But having said that, I recognize there is enormous pressure to do just that. It’s a reality of busy life isn’t it? We just want somebody to “do it for us.”
Let’s look at the risk of this strategy that I recounted in The Tao of Twitter: I have a friend who had been building a Twitter relationship with a business executive she admired. They had tweeted back and forth a few times and he had provided some helpful career advice to her. When they had a chance to finally meet at a networking event, she introduced herself and was met with a puzzled stare. He had never heard of her before, and sheepishly explained that his PR agency was tweeting for him. Obviously his reputation was ruined for this young woman … and also to all those she talked to about the incident!
In a well-publicized snafu, a PR agency rep tweeting on behalf of Chrysler Corporation sent out this tweet: “I find it ironic that Detroit is known as the #motorcity when no one here knows how to f**cking drive.”
He thought he was tweeting from his personal account but in fact, it came from Chrysler’s Twitter account by mistake. He lost his job and the agency lost the account.
Faking it on Twitter is dangerous business.
But you may be in a situation where you have no other practical choice than to “team-tweet” behind a brand name, then you could outsource or share the tweeting between a few trusted individuals. If you do outsource:

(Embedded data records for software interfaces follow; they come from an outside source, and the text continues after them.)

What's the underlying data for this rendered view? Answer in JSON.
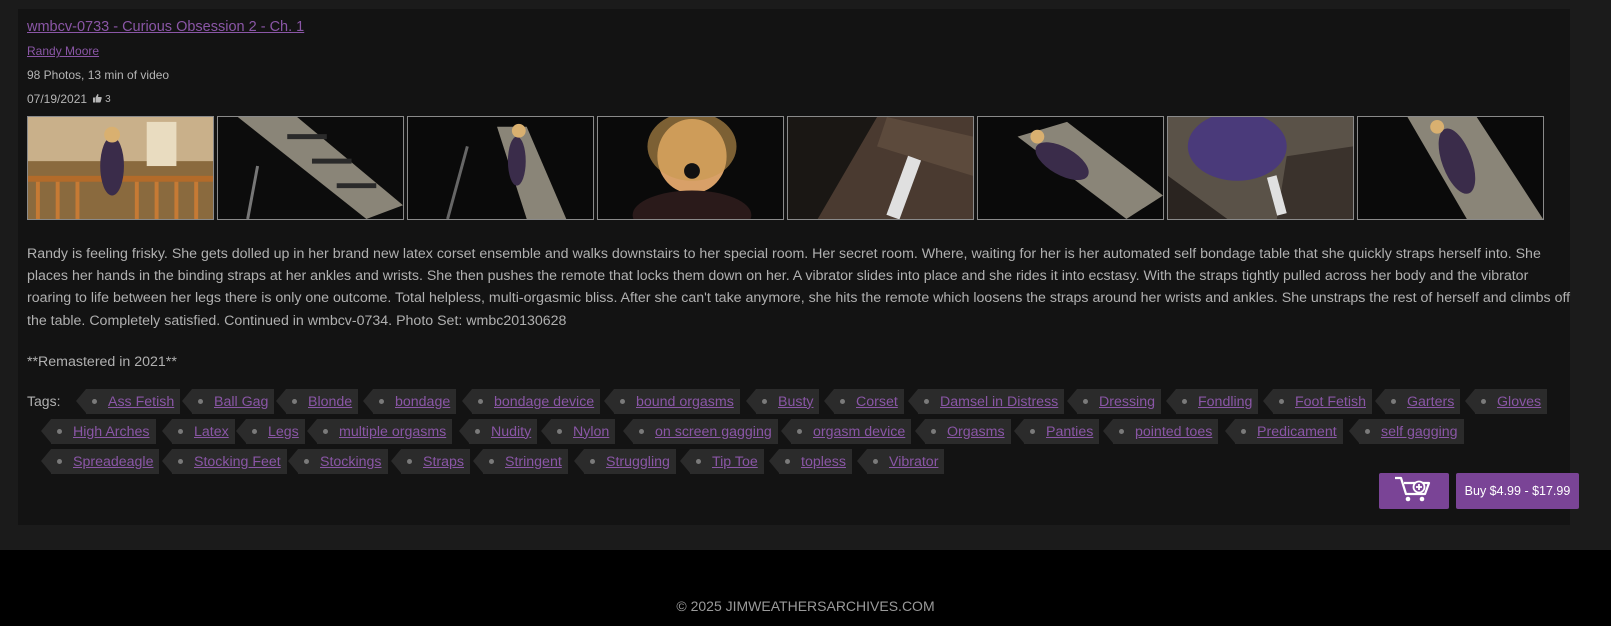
{
  "scene": {
    "title": "wmbcv-0733 - Curious Obsession 2 - Ch. 1",
    "author": "Randy Moore",
    "stats": "98 Photos, 13 min of video",
    "date": "07/19/2021",
    "likes": "3",
    "like_icon": "thumbs-up-icon",
    "gallery_count": 8,
    "description": "Randy is feeling frisky. She gets dolled up in her brand new latex corset ensemble and walks downstairs to her special room. Her secret room. Where, waiting for her is her automated self bondage table that she quickly straps herself into. She places her hands in the binding straps at her ankles and wrists. She then pushes the remote that locks them down on her. A vibrator slides into place and she rides it into ecstasy. With the straps tightly pulled across her body and the vibrator roaring to life between her legs there is only one outcome. Total helpless, multi-orgasmic bliss. After she can't take anymore, she hits the remote which loosens the straps around her wrists and ankles. She unstraps the rest of herself and climbs off the table. Completely satisfied. Continued in wmbcv-0734. Photo Set: wmbc20130628",
    "remaster_note": "**Remastered in 2021**"
  },
  "tags": {
    "label": "Tags:",
    "items": [
      "Ass Fetish",
      "Ball Gag",
      "Blonde",
      "bondage",
      "bondage device",
      "bound orgasms",
      "Busty",
      "Corset",
      "Damsel in Distress",
      "Dressing",
      "Fondling",
      "Foot Fetish",
      "Garters",
      "Gloves",
      "High Arches",
      "Latex",
      "Legs",
      "multiple orgasms",
      "Nudity",
      "Nylon",
      "on screen gagging",
      "orgasm device",
      "Orgasms",
      "Panties",
      "pointed toes",
      "Predicament",
      "self gagging",
      "Spreadeagle",
      "Stocking Feet",
      "Stockings",
      "Straps",
      "Stringent",
      "Struggling",
      "Tip Toe",
      "topless",
      "Vibrator"
    ]
  },
  "purchase": {
    "cart_icon": "add-to-cart-icon",
    "buy_label": "Buy $4.99 - $17.99"
  },
  "footer": {
    "copyright": "© 2025 JIMWEATHERSARCHIVES.COM"
  },
  "colors": {
    "accent": "#7a4496",
    "link": "#8a56a6",
    "card": "#131313",
    "tag_bg": "#2b2b2b"
  }
}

- Be clear and realistic on your objectives.
- Have clear lines of who owns what.
- Have a clear plan for content, tone and frequency.
- Be prepared to take advice and listen to it. Most experts know what they are doing and it’s in their best interests to make it work for you.

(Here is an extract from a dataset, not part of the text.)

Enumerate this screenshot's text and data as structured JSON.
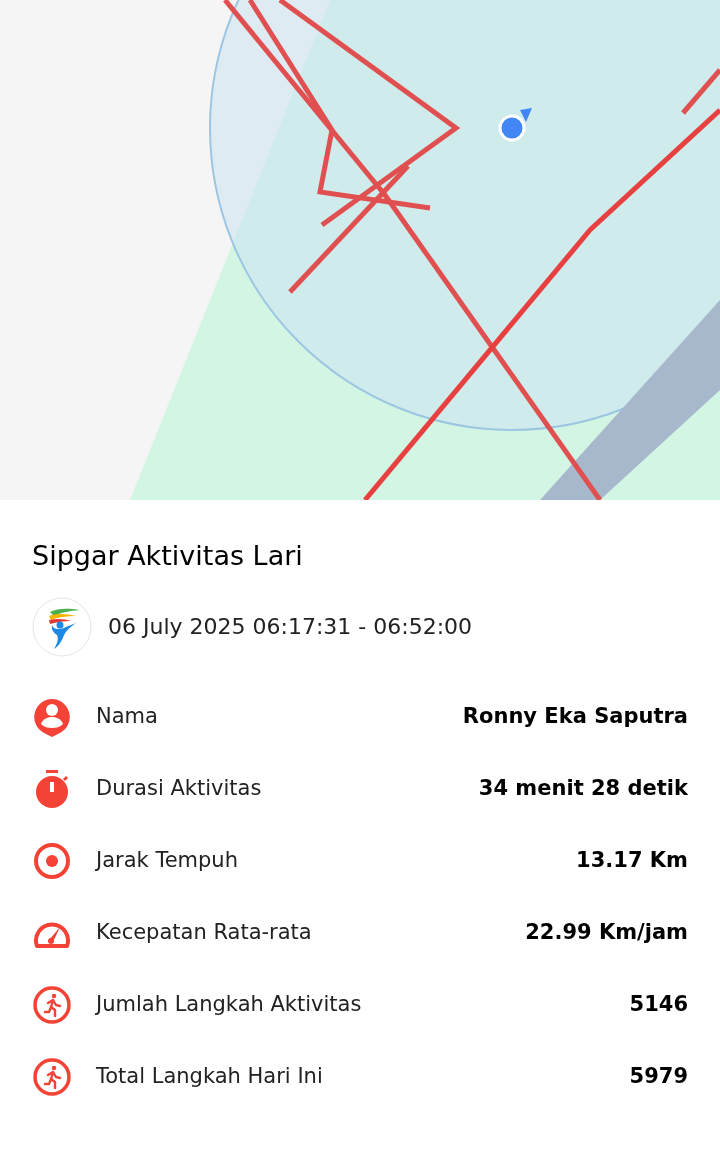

Make sure that you have a disaster recovery plan in case of a PR upset. If you’re using an agency, ask them to show you how they are managing your account distinctly from personal/other client accounts, so that tweets aren’t mistakenly sent via the wrong account – easy to do when you’re using a sharing platform. Ask to meet everyone that will be tweeting via your account and create some rules or guidelines for tweeting. Outsourcing doesn’t mean abdicating responsibility – make sure you are involved and holding everyone to account.
Before you outsource, carefully weigh the risks and benefits. One of the biggest opportunities of social media is “humanizing” the brand and even the biggest brands are finding ways to do that successfully. In the long-term, businesses should aim at involving their own employees to be “brand beacons” on Twitter instead of relying on an outside agency.
Illustration: I doctored up an original illustration from BigStock.com